■ WHAT IS BEING ASKED
Each line of data below must be printed exactly as written, with any pictures removed.

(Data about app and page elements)
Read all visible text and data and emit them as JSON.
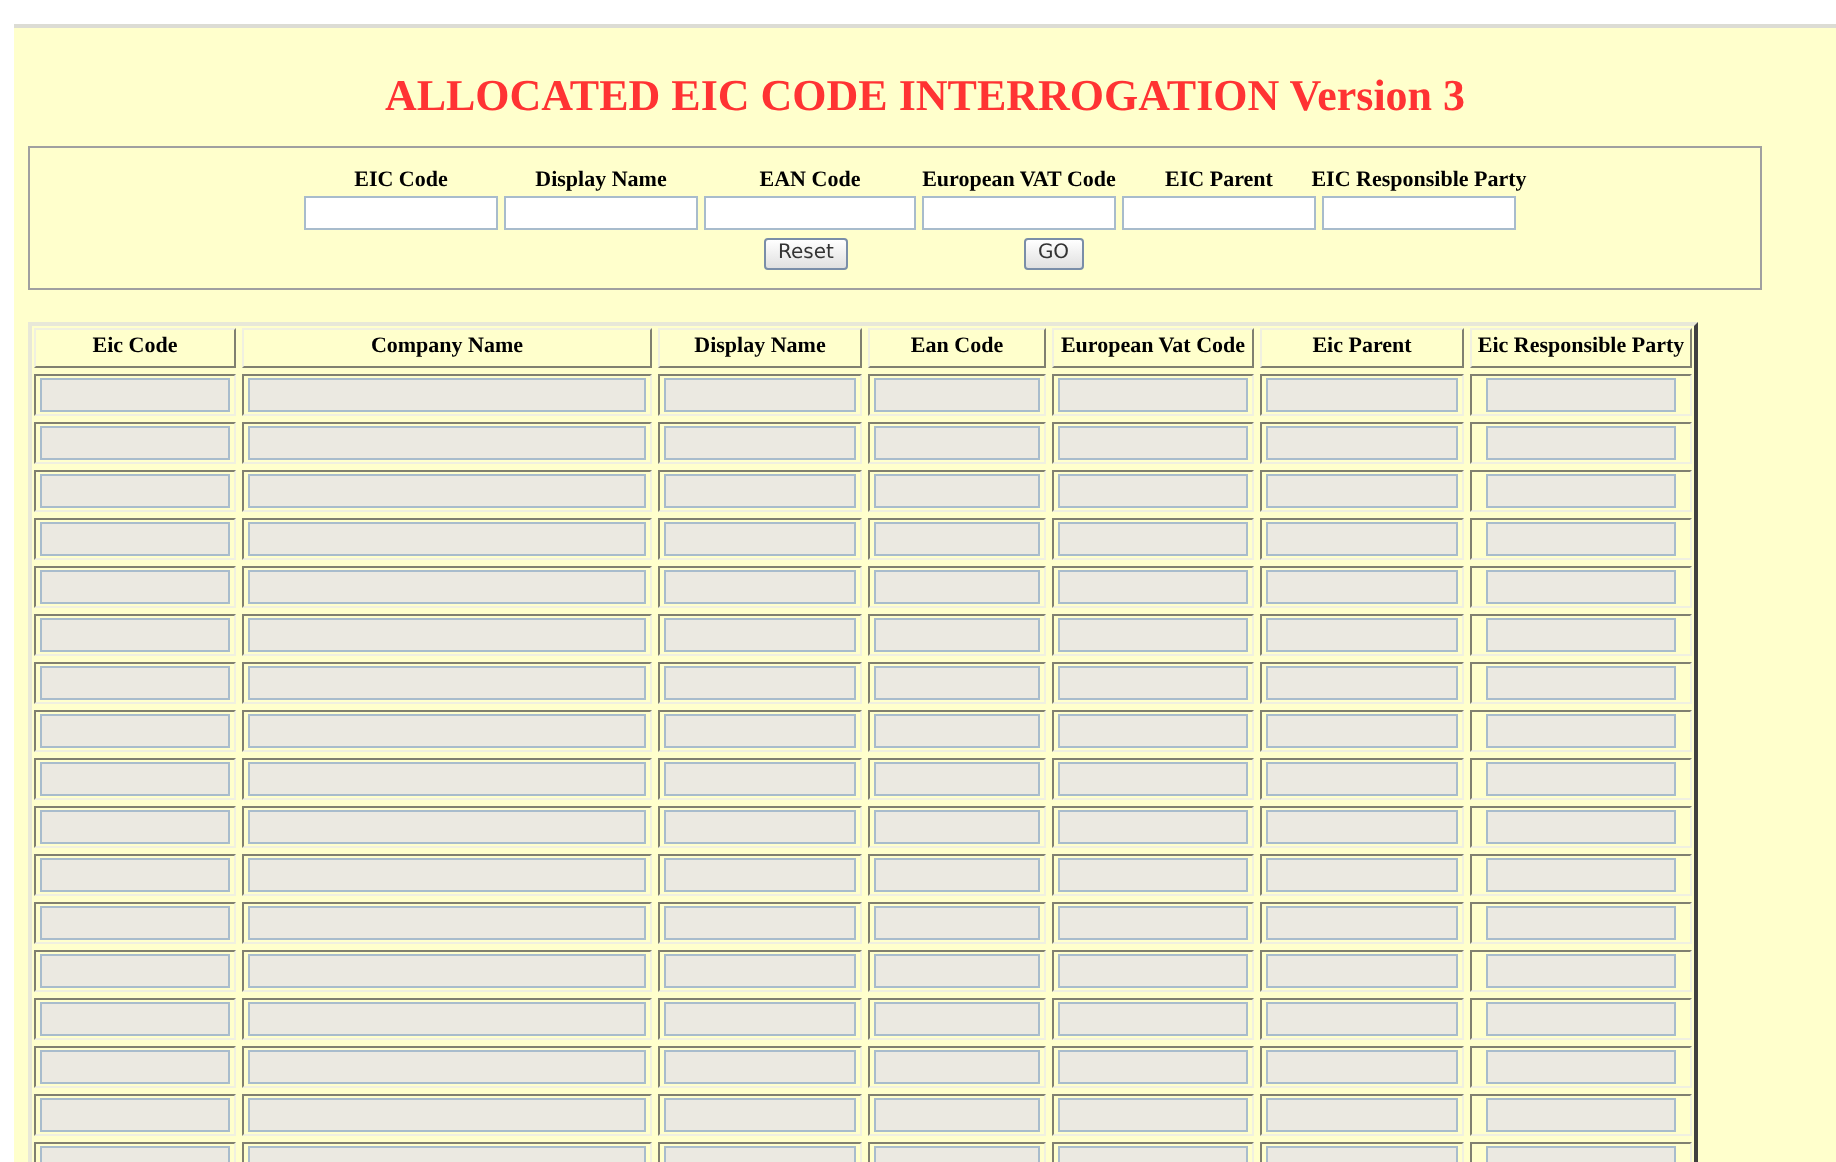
{
  "title": "ALLOCATED EIC CODE INTERROGATION Version 3",
  "search_form": {
    "fields": [
      {
        "label": "EIC Code"
      },
      {
        "label": "Display Name"
      },
      {
        "label": "EAN Code"
      },
      {
        "label": "European VAT Code"
      },
      {
        "label": "EIC Parent"
      },
      {
        "label": "EIC Responsible Party"
      }
    ],
    "buttons": [
      {
        "label": "Reset"
      },
      {
        "label": "GO"
      }
    ]
  },
  "table": {
    "columns": [
      "Eic Code",
      "Company Name",
      "Display Name",
      "Ean Code",
      "European Vat Code",
      "Eic Parent",
      "Eic Responsible Party"
    ],
    "rows": [
      {
        "disabled": true
      },
      {
        "disabled": true
      },
      {
        "disabled": true
      },
      {
        "disabled": true
      },
      {
        "disabled": true
      },
      {
        "disabled": true
      },
      {
        "disabled": true
      },
      {
        "disabled": true
      },
      {
        "disabled": true
      },
      {
        "disabled": true
      },
      {
        "disabled": true
      },
      {
        "disabled": true
      },
      {
        "disabled": true
      },
      {
        "disabled": true
      },
      {
        "disabled": true
      },
      {
        "disabled": true
      },
      {
        "disabled": true
      }
    ]
  }
}
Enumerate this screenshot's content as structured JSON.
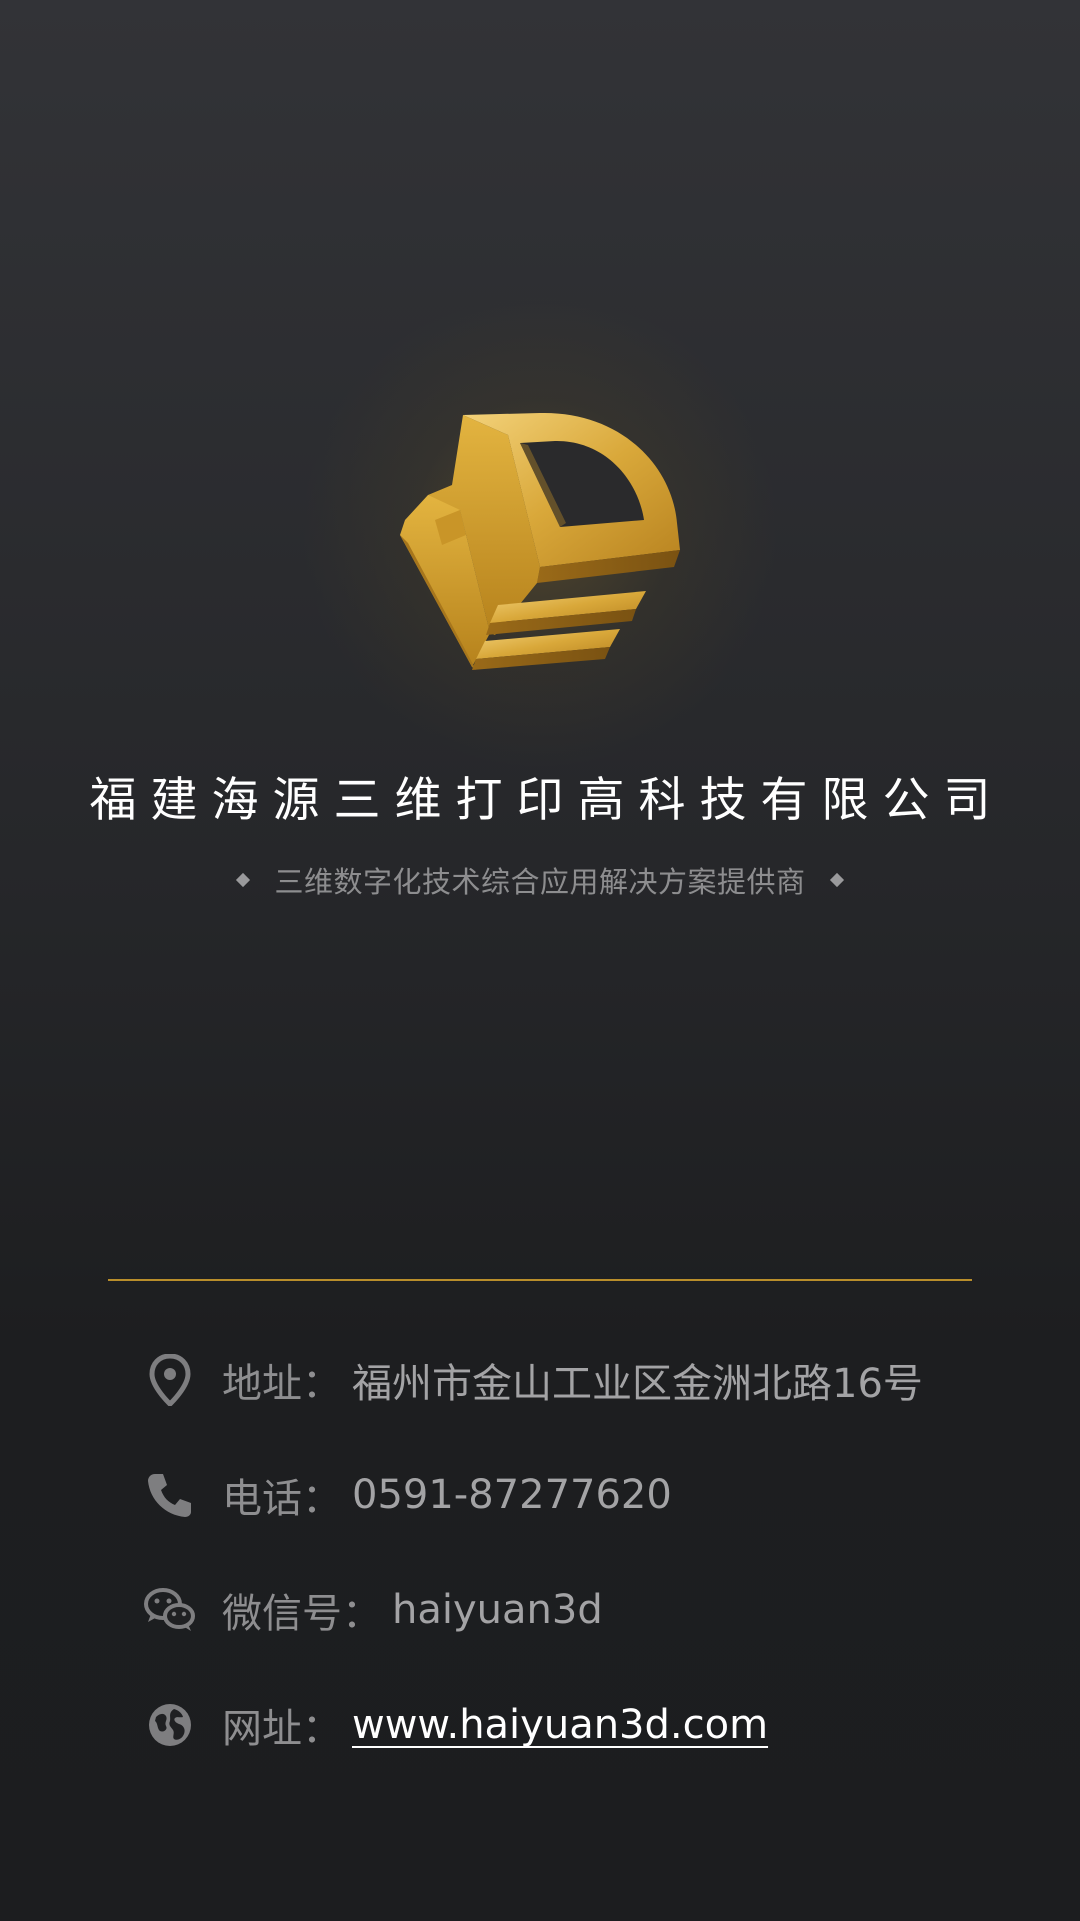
{
  "logo": {
    "name": "haiyuan-3d-logo"
  },
  "company": {
    "name": "福建海源三维打印高科技有限公司",
    "tagline": "三维数字化技术综合应用解决方案提供商"
  },
  "contacts": {
    "address": {
      "label": "地址",
      "sep": "：",
      "value": "福州市金山工业区金洲北路16号",
      "icon": "location-pin-icon"
    },
    "phone": {
      "label": "电话",
      "sep": "：",
      "value": "0591-87277620",
      "icon": "phone-icon"
    },
    "wechat": {
      "label": "微信号",
      "sep": "：",
      "value": "haiyuan3d",
      "icon": "wechat-icon"
    },
    "website": {
      "label": "网址",
      "sep": "：",
      "value": "www.haiyuan3d.com",
      "icon": "globe-icon"
    }
  },
  "colors": {
    "background": "#1c1d1f",
    "accent_gold": "#b98e2b",
    "title": "#ffffff",
    "muted_text": "#9a9a9c"
  }
}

■ RESPONSE TO THIS EXERCISE
Read all visible text and data and emit them as JSON.
{
  "title": "ALLOCATED EIC CODE INTERROGATION Version 3",
  "search_form": {
    "fields": [
      {
        "label": "EIC Code"
      },
      {
        "label": "Display Name"
      },
      {
        "label": "EAN Code"
      },
      {
        "label": "European VAT Code"
      },
      {
        "label": "EIC Parent"
      },
      {
        "label": "EIC Responsible Party"
      }
    ],
    "buttons": [
      {
        "label": "Reset"
      },
      {
        "label": "GO"
      }
    ]
  },
  "table": {
    "columns": [
      "Eic Code",
      "Company Name",
      "Display Name",
      "Ean Code",
      "European Vat Code",
      "Eic Parent",
      "Eic Responsible Party"
    ],
    "rows": [
      {
        "disabled": true
      },
      {
        "disabled": true
      },
      {
        "disabled": true
      },
      {
        "disabled": true
      },
      {
        "disabled": true
      },
      {
        "disabled": true
      },
      {
        "disabled": true
      },
      {
        "disabled": true
      },
      {
        "disabled": true
      },
      {
        "disabled": true
      },
      {
        "disabled": true
      },
      {
        "disabled": true
      },
      {
        "disabled": true
      },
      {
        "disabled": true
      },
      {
        "disabled": true
      },
      {
        "disabled": true
      },
      {
        "disabled": true
      }
    ]
  }
}
Enumerate this screenshot's content as structured JSON.
{
  "logo": {
    "name": "haiyuan-3d-logo"
  },
  "company": {
    "name": "福建海源三维打印高科技有限公司",
    "tagline": "三维数字化技术综合应用解决方案提供商"
  },
  "contacts": {
    "address": {
      "label": "地址",
      "sep": "：",
      "value": "福州市金山工业区金洲北路16号",
      "icon": "location-pin-icon"
    },
    "phone": {
      "label": "电话",
      "sep": "：",
      "value": "0591-87277620",
      "icon": "phone-icon"
    },
    "wechat": {
      "label": "微信号",
      "sep": "：",
      "value": "haiyuan3d",
      "icon": "wechat-icon"
    },
    "website": {
      "label": "网址",
      "sep": "：",
      "value": "www.haiyuan3d.com",
      "icon": "globe-icon"
    }
  },
  "colors": {
    "background": "#1c1d1f",
    "accent_gold": "#b98e2b",
    "title": "#ffffff",
    "muted_text": "#9a9a9c"
  }
}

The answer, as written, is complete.